Tort Law

Tort, Not Contract: An Argument for Reevaluating the Economic Loss Rule and Classifying Building Damage as “Other Property” When It Is Caused by Defective Construction Materials

J. Brandon Sieg

The economic loss rule (ELR) precludes bringing a tort action for economic loss, such as lost profits, when the parties’ expectations are governed by a contract.  The thesis of this Note is that building damage caused by defective construction materials should not be considered economic loss under the ELR… Read More »

Harry Potter and the Trouble with Tort Theory

Scott Hershovitz

Imagine that upon graduation from Hogwarts School of Witchcraft and Wizardry, Harry Potter goes to law school. As a 1L, he takes torts from a professor with an economist’s view of the institution. She teaches Potter that tort law aims to minimize the sum of the costs of accidents and… Read More »

Commensurability and Agency

Alon Harel & Ariel Porat

In this Editorial we focus our attention on two concerns for Law and Economics (LE). The first relates to commensurability and the second focuses on agency. Both concerns are central to LE. The first concern questions the dominant method LE uses for making substantive decisions. The second concern challenges… Read More »

Bonding Limited Liability

Robert J. Rhee - University of Maryland School of Law

Limited liability is the essential attribute of the corporate form. Although abolishing limited liability is politically infeasible, the rule is troubling as to tort creditors. Unlike contract creditors, they are not factors of production in the “nexus of contracts.” Tort law is the wrench in the smooth machinery of the… Read More »

Regulating Privatized Government through § 1983

Richard Frankel Earle Mack School of Law at Drexel University

My article, Regulating Privatized Government through § 1983, argues that courts are improperly interpreting 42 USC § 1983 to grant private entities subject to the statute an exemption from respondeat superior liability.  This problem has arisen in the increasingly common context where governments contract out core public functions to private companies, and when,… Read More »

Doctors Who Want Their Medical Malpractice Exculpatory Agreements Enforced Should Use Confidential Contracts

Matthew J.B. Lawrence - Law Clerk for Judge Ginsburg (D.C. Circuit)

Whether patients should be able to contract out of the malpractice system has been a hotly debated subject in law and economics and health law literature.  Advocates of patient choice argue that if the cost of having the option to bring a malpractice suit truly outweighs the benefit to a… Read More »

Regulating Funny: Humor and the Law

Laura E. Little - Temple University Beasley School of Law
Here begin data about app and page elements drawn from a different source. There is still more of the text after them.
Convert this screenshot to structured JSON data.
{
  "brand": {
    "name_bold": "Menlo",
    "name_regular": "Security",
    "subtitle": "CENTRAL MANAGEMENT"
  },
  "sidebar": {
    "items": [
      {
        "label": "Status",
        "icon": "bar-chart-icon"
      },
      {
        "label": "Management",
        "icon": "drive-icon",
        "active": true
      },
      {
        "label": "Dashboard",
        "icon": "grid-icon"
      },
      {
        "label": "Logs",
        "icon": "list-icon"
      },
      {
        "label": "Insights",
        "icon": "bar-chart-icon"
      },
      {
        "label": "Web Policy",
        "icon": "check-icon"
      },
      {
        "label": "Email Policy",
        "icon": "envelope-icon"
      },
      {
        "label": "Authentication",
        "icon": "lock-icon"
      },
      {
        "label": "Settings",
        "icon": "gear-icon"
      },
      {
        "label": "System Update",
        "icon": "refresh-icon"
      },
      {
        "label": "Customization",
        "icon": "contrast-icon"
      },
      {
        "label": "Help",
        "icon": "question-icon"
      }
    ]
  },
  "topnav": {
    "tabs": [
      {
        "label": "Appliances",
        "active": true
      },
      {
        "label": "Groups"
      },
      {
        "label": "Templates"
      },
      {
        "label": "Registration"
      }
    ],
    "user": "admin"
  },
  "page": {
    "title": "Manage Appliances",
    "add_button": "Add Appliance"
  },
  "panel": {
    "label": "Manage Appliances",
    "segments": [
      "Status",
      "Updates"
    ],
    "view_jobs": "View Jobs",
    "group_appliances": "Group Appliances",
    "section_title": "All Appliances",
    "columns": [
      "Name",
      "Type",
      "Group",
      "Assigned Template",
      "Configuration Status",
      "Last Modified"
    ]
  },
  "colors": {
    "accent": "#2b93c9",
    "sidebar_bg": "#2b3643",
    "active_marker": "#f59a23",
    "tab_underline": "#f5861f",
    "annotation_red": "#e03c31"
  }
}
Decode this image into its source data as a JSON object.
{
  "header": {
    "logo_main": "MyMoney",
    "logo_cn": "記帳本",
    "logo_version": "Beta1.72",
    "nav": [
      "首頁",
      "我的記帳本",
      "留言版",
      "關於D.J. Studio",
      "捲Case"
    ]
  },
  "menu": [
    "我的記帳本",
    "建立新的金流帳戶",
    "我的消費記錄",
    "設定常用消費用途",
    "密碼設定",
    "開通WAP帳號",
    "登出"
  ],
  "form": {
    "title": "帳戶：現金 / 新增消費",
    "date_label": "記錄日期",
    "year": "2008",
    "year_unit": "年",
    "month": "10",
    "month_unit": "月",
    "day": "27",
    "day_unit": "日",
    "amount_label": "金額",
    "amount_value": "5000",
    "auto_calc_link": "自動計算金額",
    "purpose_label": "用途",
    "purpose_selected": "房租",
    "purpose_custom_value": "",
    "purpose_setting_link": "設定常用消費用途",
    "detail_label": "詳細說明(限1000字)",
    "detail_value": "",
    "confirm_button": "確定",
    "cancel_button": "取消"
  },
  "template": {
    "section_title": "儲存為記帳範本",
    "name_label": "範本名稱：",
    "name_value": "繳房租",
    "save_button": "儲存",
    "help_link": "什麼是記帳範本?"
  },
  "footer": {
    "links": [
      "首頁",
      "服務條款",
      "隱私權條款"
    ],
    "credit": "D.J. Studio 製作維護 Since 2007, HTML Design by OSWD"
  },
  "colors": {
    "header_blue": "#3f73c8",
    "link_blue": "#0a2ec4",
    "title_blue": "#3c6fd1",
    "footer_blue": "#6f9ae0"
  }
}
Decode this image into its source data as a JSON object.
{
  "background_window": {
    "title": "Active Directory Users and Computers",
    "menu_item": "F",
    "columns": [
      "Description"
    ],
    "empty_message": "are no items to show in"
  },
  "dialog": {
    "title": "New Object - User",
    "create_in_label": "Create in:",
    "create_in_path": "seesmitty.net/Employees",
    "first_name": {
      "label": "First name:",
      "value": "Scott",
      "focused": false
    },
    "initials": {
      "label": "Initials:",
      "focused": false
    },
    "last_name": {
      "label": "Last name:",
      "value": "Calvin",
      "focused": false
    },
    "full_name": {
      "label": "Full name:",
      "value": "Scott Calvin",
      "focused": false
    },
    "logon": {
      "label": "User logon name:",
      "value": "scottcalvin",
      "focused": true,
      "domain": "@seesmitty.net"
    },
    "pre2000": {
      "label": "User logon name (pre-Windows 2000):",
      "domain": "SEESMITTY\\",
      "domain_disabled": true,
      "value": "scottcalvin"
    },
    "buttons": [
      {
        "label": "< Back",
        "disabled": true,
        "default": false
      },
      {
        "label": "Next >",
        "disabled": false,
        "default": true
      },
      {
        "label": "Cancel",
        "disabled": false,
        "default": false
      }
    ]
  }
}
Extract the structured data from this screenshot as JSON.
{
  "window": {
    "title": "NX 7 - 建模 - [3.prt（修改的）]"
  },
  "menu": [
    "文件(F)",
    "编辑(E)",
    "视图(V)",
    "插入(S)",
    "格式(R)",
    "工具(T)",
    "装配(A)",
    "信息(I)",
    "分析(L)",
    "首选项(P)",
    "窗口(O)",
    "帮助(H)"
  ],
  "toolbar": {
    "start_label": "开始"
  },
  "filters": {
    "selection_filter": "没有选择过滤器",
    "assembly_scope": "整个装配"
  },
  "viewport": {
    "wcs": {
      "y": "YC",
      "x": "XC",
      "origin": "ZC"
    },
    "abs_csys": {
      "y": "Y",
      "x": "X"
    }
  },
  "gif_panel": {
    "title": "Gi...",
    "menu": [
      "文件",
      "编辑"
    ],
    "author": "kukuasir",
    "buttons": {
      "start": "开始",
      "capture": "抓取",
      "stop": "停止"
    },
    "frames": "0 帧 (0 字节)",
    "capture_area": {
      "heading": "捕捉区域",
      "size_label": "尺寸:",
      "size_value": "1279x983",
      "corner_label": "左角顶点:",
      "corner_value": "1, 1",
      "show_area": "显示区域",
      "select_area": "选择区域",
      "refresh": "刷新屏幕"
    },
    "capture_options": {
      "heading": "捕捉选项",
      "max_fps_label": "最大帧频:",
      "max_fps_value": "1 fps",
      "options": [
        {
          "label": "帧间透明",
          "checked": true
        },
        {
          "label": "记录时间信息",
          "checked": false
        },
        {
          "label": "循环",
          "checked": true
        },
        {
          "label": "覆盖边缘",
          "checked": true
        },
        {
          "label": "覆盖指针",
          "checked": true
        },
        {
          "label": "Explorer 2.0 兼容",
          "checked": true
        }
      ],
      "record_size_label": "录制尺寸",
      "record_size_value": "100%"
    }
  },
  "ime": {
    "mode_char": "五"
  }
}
Chuck makes a joke.  The joke hurts Gladys, who complains, “That’s not funny!”  If Gladys presses her view, ascribing blame and demanding redress, a court matches her hurt with rules of law.  Carried to its logical conclusion, this legal process regulates Chuck’s joke, sending a message about whether society likes… Read More »

Federalism Accountability: “Agency-Forcing” Measures

Catherine M. Sharkey - N.Y.U. School of Law

Federal preemption of state tort law is a multifaceted topic. In Federalism Accountability: “Agency-Forcing” Measures, I tackle the federalism dimension of the contentious preemption debate: Congress’s and federal agencies’ respective abilities to serve as loci of meaningful debate with state governmental entities about the impact of federal regulatory schemes on… Read More »

Through the Looking Glass: A Response to Professor Dan Markel’s Retributive Damages

Sheila B. Scheuerman - Charleston School of Law

This Editorial is a response to Dan Markel’s Legal Workshop Editorial: Retributive Damages as Intermediate Public Sanctions: A Synopsis.
In Retributive Damages: A Theory of Punitive Damages as Intermediate Sanction, Professor Markel intentionally situates his… Read More »

Retributive Damages as Intermediate Public Sanctions: A Synopsis

Dan Markel - Florida State University College of Law

Punitive damages’ complex and rapidly evolving nature has unsurprisingly attracted the attention of scholars from a variety of disciplines.  But what are punitive damages for?  In terms of normative answers, a number of scholars, such as Professors Polinsky and Shavell, think that extra-compensatory damages should focus on advancing the goal… Read More »